Parr also pointed out that one of the latest trends among Syrah producers — using whole-cluster fermentation — has its roots in history “as a traditional way of making wine from hundreds of years ago when there were no destemmers. You just put whole bunches in the fermentation vat and just let it ferment.”
And while Pinot Noir often is finicky in the vineyard, Syrah can be a wild child in the cellar.
“Syrah is a naturally reductive grape,” Parr said. “If you make it in a very clean fashion, you can get a very austere wine. The more you play with it, you pick up the funkiness, the dirtiness — sometimes to an extreme. You can also lose the wine, too, to taint and brettanomyces.”
In theory, interest in terroir should lift Syrah sales
A thought-provoking thread to the panel discussion centered on the heightened interest in terroir among winemakers and consumers, and it seems connected to society wanting to buy local products.
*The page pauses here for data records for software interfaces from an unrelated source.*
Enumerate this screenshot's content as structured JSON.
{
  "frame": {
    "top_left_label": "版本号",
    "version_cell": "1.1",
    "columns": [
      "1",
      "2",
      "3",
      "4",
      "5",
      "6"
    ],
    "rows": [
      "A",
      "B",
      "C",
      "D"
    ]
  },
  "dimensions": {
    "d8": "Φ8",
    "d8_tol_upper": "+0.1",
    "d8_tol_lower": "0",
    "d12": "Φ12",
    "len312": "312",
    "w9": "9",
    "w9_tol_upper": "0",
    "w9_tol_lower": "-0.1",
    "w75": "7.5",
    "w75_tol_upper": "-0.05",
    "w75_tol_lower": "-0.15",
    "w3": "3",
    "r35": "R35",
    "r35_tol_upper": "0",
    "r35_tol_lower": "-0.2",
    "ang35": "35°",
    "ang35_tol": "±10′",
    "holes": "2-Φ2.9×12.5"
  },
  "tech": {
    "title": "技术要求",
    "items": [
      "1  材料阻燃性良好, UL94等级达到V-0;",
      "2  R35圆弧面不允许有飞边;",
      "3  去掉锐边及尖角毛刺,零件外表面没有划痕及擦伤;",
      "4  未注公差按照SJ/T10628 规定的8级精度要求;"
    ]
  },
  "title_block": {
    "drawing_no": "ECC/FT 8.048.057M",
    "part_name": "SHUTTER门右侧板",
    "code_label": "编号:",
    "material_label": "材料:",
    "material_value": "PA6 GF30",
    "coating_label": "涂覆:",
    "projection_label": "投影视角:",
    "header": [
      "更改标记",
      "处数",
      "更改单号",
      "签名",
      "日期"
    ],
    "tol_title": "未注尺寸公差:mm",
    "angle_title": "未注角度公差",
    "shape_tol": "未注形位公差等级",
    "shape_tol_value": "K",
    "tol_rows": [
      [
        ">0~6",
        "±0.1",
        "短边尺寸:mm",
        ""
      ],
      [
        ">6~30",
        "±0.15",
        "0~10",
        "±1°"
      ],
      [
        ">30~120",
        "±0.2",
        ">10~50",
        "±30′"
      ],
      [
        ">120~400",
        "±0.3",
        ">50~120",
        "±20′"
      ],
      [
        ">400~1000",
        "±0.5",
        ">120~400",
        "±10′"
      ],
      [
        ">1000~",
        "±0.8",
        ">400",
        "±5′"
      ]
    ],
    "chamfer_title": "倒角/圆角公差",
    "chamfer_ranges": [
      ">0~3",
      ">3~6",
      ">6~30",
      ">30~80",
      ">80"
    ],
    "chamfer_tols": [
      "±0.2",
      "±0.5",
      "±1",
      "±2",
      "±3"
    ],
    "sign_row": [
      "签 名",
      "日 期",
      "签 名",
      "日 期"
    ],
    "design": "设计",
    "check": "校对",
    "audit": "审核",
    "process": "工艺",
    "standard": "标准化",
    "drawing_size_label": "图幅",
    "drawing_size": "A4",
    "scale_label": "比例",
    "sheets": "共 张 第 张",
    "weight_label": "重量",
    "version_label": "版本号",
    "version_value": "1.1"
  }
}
There was a bit of irony sitting on the panel, with Mills’ mentor in America — Paul Draper — credited with launching the vineyard-designated movement in the United States.
“Whether it’s anti-big corporations, anti-GMO, anti-pesticide or herbicide, it’s all apart of the same movement of people being more aware of their environment and grow more sustainably,” Parr said.
All of those factors would seem to make Syrah more appealing that it is, however.
“I think that for all seven of us here, our No. 1 goal is to be a proponent of Syrah,” Parr said. “In Walla Walla, there’s a camaraderie, there’s a friendship, and there’s a lot of work done in the community to promote Syrah. If that wasn’t the case, there wouldn’t be a celebration of Syrah. We’d be doing something else right now.”
Based on the worldwide success of Shiraz, those in the audience should not have been surprised to hear from the Jamsheed winemaker that Syrah is embraced in his native Australia.
“I come from the land where Syrah is king, so we have no problem selling it whatsoever,” Mills said. “We have problems selling the weedy Cabernet. Good wine still sells. You make interesting wine that people want to drink and you price it, it will sell.”
Editor’s note: The second part of the Celebrate Walla Walla report will focus on the wines presented by the panel and the stories behind them.